A Yellow-billed Cuckoo was found by visiting birder Andrew Tongue on Tuesday 23rd October in the elders near the toilet block at Porthgwarra.  By early afternoon it had moved up the valley to the doctor's garden area. By late afternoon it was re located near the dried-up pond near the wall.  It was certainly active and unlike any previous American cuckoos, was unwilling to perish too soon.
About 75 birders managed to connect and most had pretty good views, albeit fleeting.
I was extremely lucky to get a burst of shots off when it appeared in the elders in the 60 foot valley.
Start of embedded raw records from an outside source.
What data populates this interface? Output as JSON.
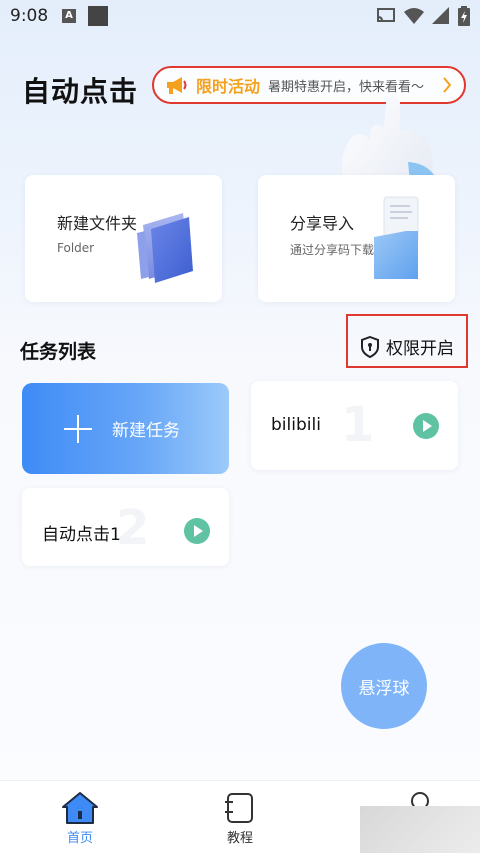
{
  "status_bar": {
    "time": "9:08",
    "notif_letter": "A"
  },
  "header": {
    "title": "自动点击"
  },
  "promo": {
    "title": "限时活动",
    "subtitle": "暑期特惠开启，快来看看～"
  },
  "cards": {
    "folder": {
      "title": "新建文件夹",
      "subtitle": "Folder"
    },
    "import": {
      "title": "分享导入",
      "subtitle": "通过分享码下载"
    }
  },
  "tasks_section": {
    "title": "任务列表",
    "permission_label": "权限开启"
  },
  "new_task": {
    "label": "新建任务"
  },
  "tasks": [
    {
      "name": "bilibili",
      "number": "1"
    },
    {
      "name": "自动点击1",
      "number": "2"
    }
  ],
  "float_ball": {
    "label": "悬浮球"
  },
  "bottom_nav": {
    "home": "首页",
    "tutorial": "教程"
  },
  "colors": {
    "accent": "#3e8bf6",
    "play": "#5fc2a2",
    "highlight_border": "#e0372f",
    "promo_title": "#f4a11d"
  }
}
This is the 9th record for mainland Cornwall.  The previous records are detailed below:

YELLOW-BILLED CUCKOO

Older records:

1830      'one obtained somewhere in Cornwall'
1887      Cury, Helston dead 14 Oct.

*************************************
1938  Mawnan Smith found shot 7 Oct (report says "unfortunately shot, though it had little hope of making the return flight"). Published in BB.                                              
1971   St Mawes 4 - 7 Nov        
1980  Penzance 9 Oct – taken into care and died.                      
1985  Pendeen picked up dead 13 Oct.                                  
1999  Cot 10 Oct                        
2000 St Levan 12 – 13 Oct

Tuesday, 21 October 2014

American Golden Plover at Davidstow, Cornwall

Brian Craven and Mark Worden found an American Golden Plover at Davidstow in the week.  Being just the third North American wader in Cornwall this Autumn, and with precious little else to see, I decided to take a look on Sunday morning.  It was showing well and typically very confiding.  It was not concerned with the stream of admirers viewing from their cars.

As always with Davidstow, the light was stunning and variable and always a challenge for the best exposure.  The images below were taken about twenty yards away from the bird.


Sunday, 12 October 2014

Subalpine Warbler showing characteristics of Moltoni's Warbler?

Two distant images of the male subalpine warbler seen at Porthgwarra.  One surprising aspect of this bird is how pale and washed out it looks.  There's barely any dark red in the throat at all, just a uniform, pale pinkish wash covering the complete underparts.  Some observers though believe this is just a feature of an adult male Western Subalpine that has completed its moult and is in winter plumage. I would like to have got some images of the upper tail pattern but other photographers have now managed to.  One of the key ID features is the tail pattern.  A Moltoni's T5 tail feather (ie second one in from the outside) would show no white intrusion onto the inner web.  Photo's of this bird's T5 tail feather are spot on.  The one clincher for Moltoni's though is the call, which should be similar to a Wren-like rattle.  Tony McGowan clearly heard it call at close range and all he could hear was a single "tek"....